In a last push to raise £26,000 more and reach £3 million, The Times and The Sunday Times are calling for final donations to the appeal, which is open until January 31.
Launched at the end of last year, the duo’s Christmas Appeal vowed to help three charities: FareShare, Sported and Tusk.
So far more than six million extra meals will be served to hungry children and adults, more than 700 youth clubs will be saved from closure and thousands of endangered animals will be protected from poachers thanks to the generosity of readers of The Times and The Sunday Times.
More than £1.66 million has been donated to FareShare, which rescues surplus food that would otherwise be thrown out by farms, factories and retailers, distributing it to almost 11,000 school breakfast clubs, homeless shelters and other community groups, which footballer Marcus Rashford described as an “amazing” amount.
To sported, more than £612,000 has been, which keeps 2,600 youth clubs afloat by providing free support with their fundraising, governance, training and administration. The clubs use sport to help disadvantaged young people build confidence, gain skills and get their lives on track.
The appeal funds will help Sported provide extra support to all its clubs, focusing first on “emergency” assistance for the 600 clubs at greatest risk of closure. It will also allow them to recruit 150 new groups, helping another 10,000 children.
Nicola Walker, Sported’s chief executive, said: “The Times and The Sunday Times have done a brilliant job shining a light on the work these volunteers do and the impact on young people. It will really help a sector that has been rocked by the pandemic and the moral support will have a long-lasting impact.”
More than £570,000 has been donated to help Tusk protect endangered species across Africa, often by helping struggling human communities to survive without the need to kill wild animals. Appeal funds will help Tusk provide extra support to 60 innovative projects across 20 African countries.
The funds will help pay for GPS tracking collars to be fitted to three extra lion prides in Botswana to assist farmers keeping their livestock safe, cover the costs of three field officers and 15 vehicles to save carnivores from hunters in Zambia and protect seven vulture colonies in South Africa.

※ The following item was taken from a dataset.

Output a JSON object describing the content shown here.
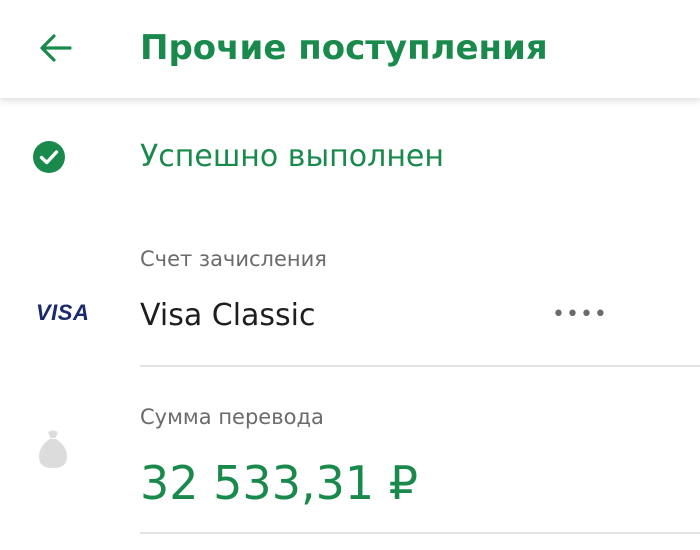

Charlie Mayhew, the chief executive of Tusk, commented: “We have been overwhelmed by the support,”. He added that it would provide “an all-important lifeline” to those working “on the frontline of conservation”.